I am mindful that my action might seem a contradiction to some. I scarely had been elected to the Virginia Senate when I called for the repeal of the legislation making "Carry Me Back to Ole Virginny" the official state song. I felt that it was wrong for the state to sanction and memorialize slavery. The words "ole darkey" and "massa and missus" were not as troubling to me as the second stanza of the song, which said that even in death the slave didn't opt for freedom. Some 27 years later the state legislature, principally led by whites, finally removed the official status of the song. This was the right thing to do.
I believe in inclusiveness. When W. E. B. DuBois was asked what it was that the "negro" wanted, he replied, "Everything that the white man has, including his syphilis." I took DuBois to mean that what was not wanted could be gotten rid of, but that the "negro" wanted the same access to everything that the white man had.

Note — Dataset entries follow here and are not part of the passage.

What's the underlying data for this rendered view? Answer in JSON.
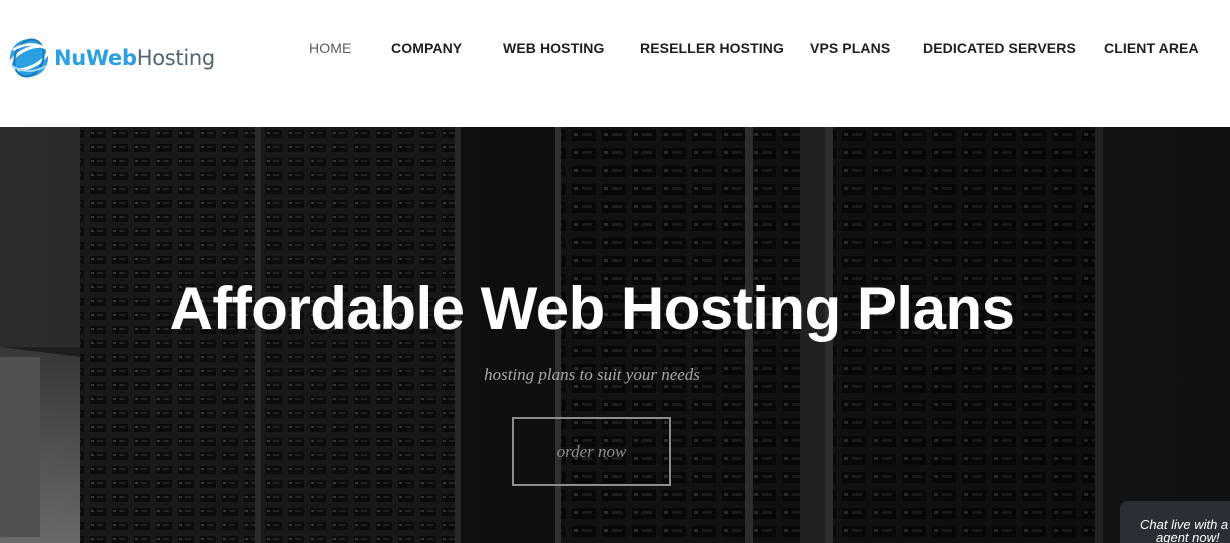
{
  "brand": {
    "name_part1": "NuWeb",
    "name_part2": "Hosting",
    "primary_color": "#2b9fe0",
    "secondary_color": "#4f6575",
    "logo_icon": "globe-swirl-icon"
  },
  "nav": {
    "items": [
      {
        "label": "HOME",
        "active": true
      },
      {
        "label": "COMPANY",
        "active": false
      },
      {
        "label": "WEB HOSTING",
        "active": false
      },
      {
        "label": "RESELLER HOSTING",
        "active": false
      },
      {
        "label": "VPS PLANS",
        "active": false
      },
      {
        "label": "DEDICATED SERVERS",
        "active": false
      },
      {
        "label": "CLIENT AREA",
        "active": false
      }
    ]
  },
  "hero": {
    "title": "Affordable Web Hosting Plans",
    "subtitle": "hosting plans to suit your needs",
    "cta_label": "order now",
    "background": "server-racks-photo"
  },
  "chat": {
    "line1": "Chat live with a",
    "line2": "agent now!"
  }
}
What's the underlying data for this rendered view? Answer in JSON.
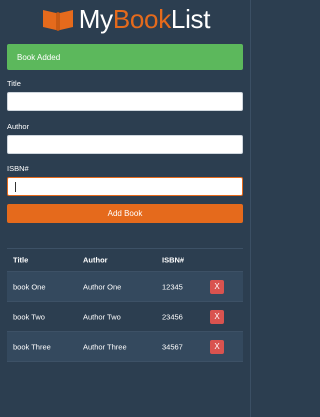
{
  "header": {
    "title_parts": [
      "My",
      "Book",
      "List"
    ],
    "logo_icon": "open-book-icon"
  },
  "alert": {
    "text": "Book Added"
  },
  "form": {
    "title_label": "Title",
    "title_value": "",
    "author_label": "Author",
    "author_value": "",
    "isbn_label": "ISBN#",
    "isbn_value": "",
    "submit_label": "Add Book"
  },
  "table": {
    "headers": [
      "Title",
      "Author",
      "ISBN#"
    ],
    "rows": [
      {
        "title": "book One",
        "author": "Author One",
        "isbn": "12345",
        "delete": "X"
      },
      {
        "title": "book Two",
        "author": "Author Two",
        "isbn": "23456",
        "delete": "X"
      },
      {
        "title": "book Three",
        "author": "Author Three",
        "isbn": "34567",
        "delete": "X"
      }
    ]
  },
  "colors": {
    "background": "#2c3e50",
    "accent": "#e56a1c",
    "success": "#5cb85c",
    "danger": "#d9534f"
  }
}
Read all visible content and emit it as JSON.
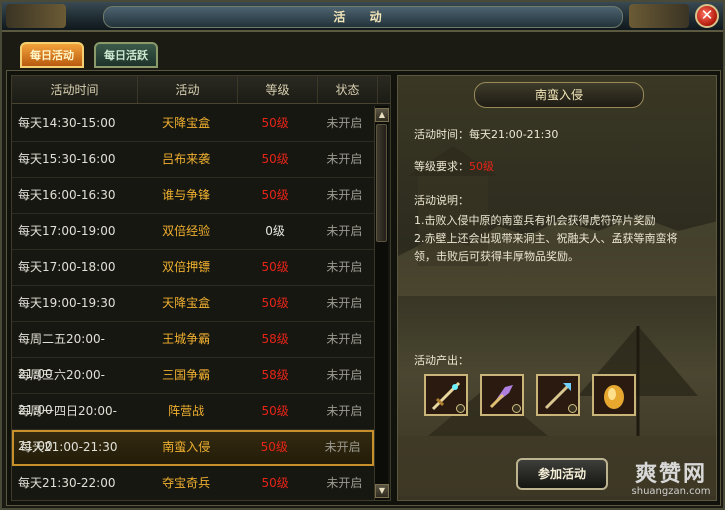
{
  "window": {
    "title": "活 动",
    "close_icon": "close-icon"
  },
  "tabs": [
    {
      "label": "每日活动",
      "active": true
    },
    {
      "label": "每日活跃",
      "active": false
    }
  ],
  "table": {
    "headers": [
      "活动时间",
      "活动",
      "等级",
      "状态"
    ],
    "rows": [
      {
        "time": "每天14:30-15:00",
        "name": "天降宝盒",
        "level": "50级",
        "status": "未开启"
      },
      {
        "time": "每天15:30-16:00",
        "name": "吕布来袭",
        "level": "50级",
        "status": "未开启"
      },
      {
        "time": "每天16:00-16:30",
        "name": "谁与争锋",
        "level": "50级",
        "status": "未开启"
      },
      {
        "time": "每天17:00-19:00",
        "name": "双倍经验",
        "level": "0级",
        "status": "未开启"
      },
      {
        "time": "每天17:00-18:00",
        "name": "双倍押镖",
        "level": "50级",
        "status": "未开启"
      },
      {
        "time": "每天19:00-19:30",
        "name": "天降宝盒",
        "level": "50级",
        "status": "未开启"
      },
      {
        "time": "每周二五20:00-21:00",
        "name": "王城争霸",
        "level": "58级",
        "status": "未开启"
      },
      {
        "time": "每周三六20:00-21:00",
        "name": "三国争霸",
        "level": "58级",
        "status": "未开启"
      },
      {
        "time": "每周一四日20:00-21:00",
        "name": "阵营战",
        "level": "50级",
        "status": "未开启"
      },
      {
        "time": "每天21:00-21:30",
        "name": "南蛮入侵",
        "level": "50级",
        "status": "未开启",
        "selected": true
      },
      {
        "time": "每天21:30-22:00",
        "name": "夺宝奇兵",
        "level": "50级",
        "status": "未开启"
      }
    ]
  },
  "detail": {
    "title": "南蛮入侵",
    "time_label": "活动时间：",
    "time_value": "每天21:00-21:30",
    "level_label": "等级要求：",
    "level_value": "50级",
    "desc_label": "活动说明：",
    "desc_lines": [
      "1.击败入侵中原的南蛮兵有机会获得虎符碎片奖励",
      "2.赤壁上还会出现带来洞主、祝融夫人、孟获等南蛮将",
      "领，击败后可获得丰厚物品奖励。"
    ],
    "drops_label": "活动产出：",
    "drops": [
      "weapon-sword-icon",
      "weapon-claw-icon",
      "weapon-staff-icon",
      "gold-ingot-icon"
    ],
    "join_label": "参加活动"
  },
  "watermark": {
    "main": "爽赞网",
    "sub": "shuangzan.com"
  },
  "colors": {
    "level_red": "#e62418",
    "activity_gold": "#f0b030",
    "status_gray": "#9a9a92",
    "selected_border": "#c8902a"
  }
}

Some things symbolize, to degrees unfathomable to persons who are not aggrieved parties, images of a past replete with segregation and subordination. One reason that I am passionate about establishing a National Slavery Museum at Jamestown is the educational opportunity that it would afford all people, especially the young.
We are one year from the new millennium -- time for us to learn from our past mistakes. Lee is a hero of mythical proportions to many people, but other people have heroes too. The question of inclusiveness demands parity and balance. We need to accept that the "war" is over. The history of Richmond should not reflect only those who lived in the city and fought for a particular cause but also those who helped shape what Richmond was to become.
-- L. Douglas Wilder
is a former governor of Virginia.